Wondering Where the Shared Savings Are?
Shared savings deals are all the rage these days. Many provider groups in markets around the U.S. want to engage in shared savings contracts with private payers covering commercial, Medicare-Advantage and even Medicaid patients. Payers are only too happy to participate. Shared savings transfers a substantial amount of the financial and underwriting risk to the providers, increasing the likelihood that even larger surpluses will accrue to the payers than under traditional volume-based fee-for-service contracts.
On the surface, implementing a value-based program may look simple— identify a population of patients, figure out what you spent last year on that group, and if the provider group spends less on those patients next year, while at the same time maintaining or improving quality of care, both the payer and provider group will share in the savings.
If only what appears to look so easy were indeed really that easy! Physicians often erroneously believe that they know how to make the most cost-effective decisions on behalf of their patients, and that they will always make the optimal decisions that will both improve their patient’s lives while at the same time save everybody money and generate significant surpluses for the members of the ACO. Just get the insurance company out of the way and everybody benefits! Right?
Wrong. Shared savings programs are hard. The Mile High team knows this because we are right in the thick of it, working to prevent ACOs and payers from “killing each other.” In some cases, we serve as reporting and reconciliation vendors, transparently reporting shared savings performance to both ACO and payer. In other situations, we represent just the ACO as they try to stand up a new shared savings initiative that will work for both the ACO and the payer.

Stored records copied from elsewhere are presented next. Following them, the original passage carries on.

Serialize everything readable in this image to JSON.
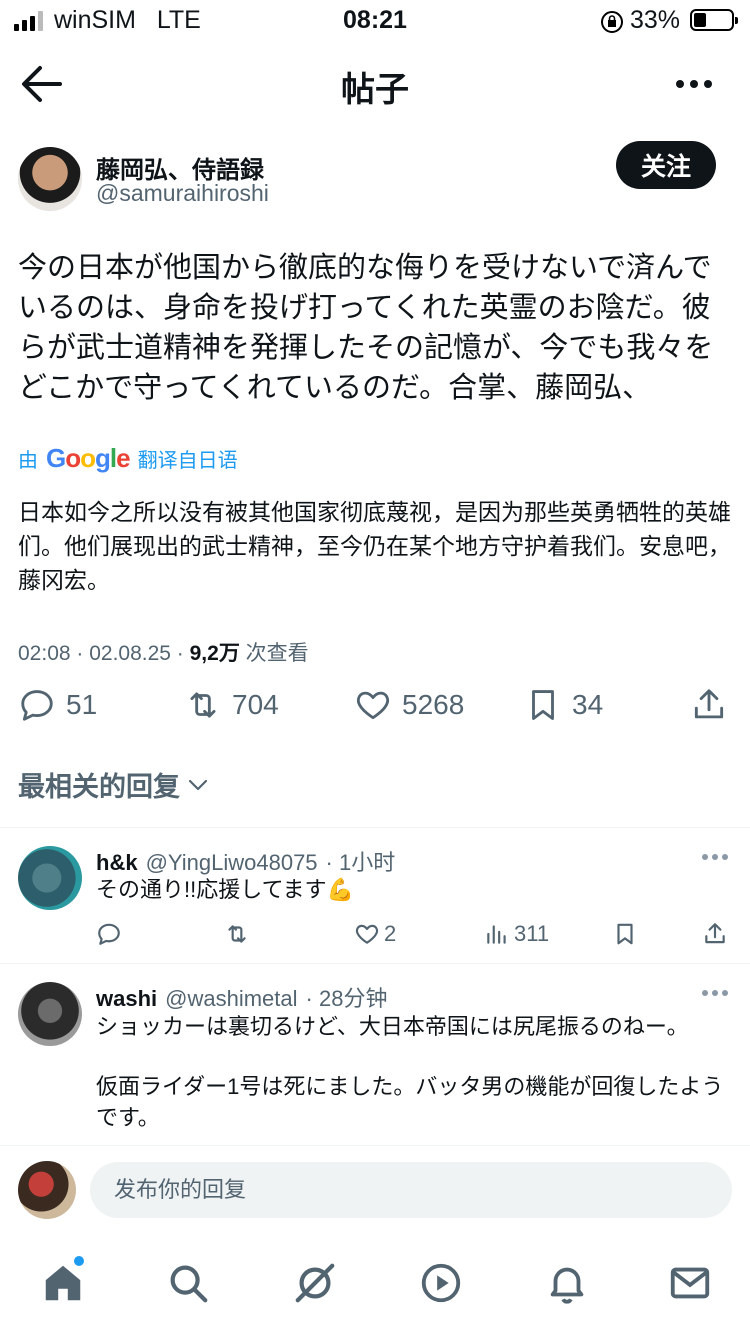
{
  "status_bar": {
    "carrier": "winSIM",
    "network": "LTE",
    "time": "08:21",
    "battery": "33%"
  },
  "header": {
    "title": "帖子"
  },
  "post": {
    "author_name": "藤岡弘、侍語録",
    "author_handle": "@samuraihiroshi",
    "follow_label": "关注",
    "text": "今の日本が他国から徹底的な侮りを受けないで済んでいるのは、身命を投げ打ってくれた英霊のお陰だ。彼らが武士道精神を発揮したその記憶が、今でも我々をどこかで守ってくれているのだ。合掌、藤岡弘、",
    "translation": {
      "prefix": "由",
      "brand": "Google",
      "suffix": "翻译自日语",
      "text": "日本如今之所以没有被其他国家彻底蔑视，是因为那些英勇牺牲的英雄们。他们展现出的武士精神，至今仍在某个地方守护着我们。安息吧，藤冈宏。"
    },
    "timestamp": "02:08 · 02.08.25 · ",
    "views": "9,2万",
    "views_label": " 次查看",
    "stats": {
      "replies": "51",
      "reposts": "704",
      "likes": "5268",
      "bookmarks": "34"
    }
  },
  "replies_sort": {
    "label": "最相关的回复"
  },
  "replies": [
    {
      "name": "h&k",
      "handle": "@YingLiwo48075",
      "time": "· 1小时",
      "text": "その通り!!応援してます💪",
      "stats": {
        "replies": "",
        "reposts": "",
        "likes": "2",
        "views": "311"
      }
    },
    {
      "name": "washi",
      "handle": "@washimetal",
      "time": "· 28分钟",
      "text_1": "ショッカーは裏切るけど、大日本帝国には尻尾振るのねー。",
      "text_2": "仮面ライダー1号は死にました。バッタ男の機能が回復したようです。"
    }
  ],
  "compose": {
    "placeholder": "发布你的回复"
  },
  "colors": {
    "accent": "#1d9bf0",
    "text": "#0f1419",
    "muted": "#536471"
  }
}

Then there is the least desirable but often necessary role in which we serve. When the ACO deal wasn’t set up properly in the beginning and now the parties are lawyer-ed up. In this situation, Mile High has successfully worked to keep the warring parties out of litigation by recalculating shared savings retrospectively and promoting out-of-court settlements.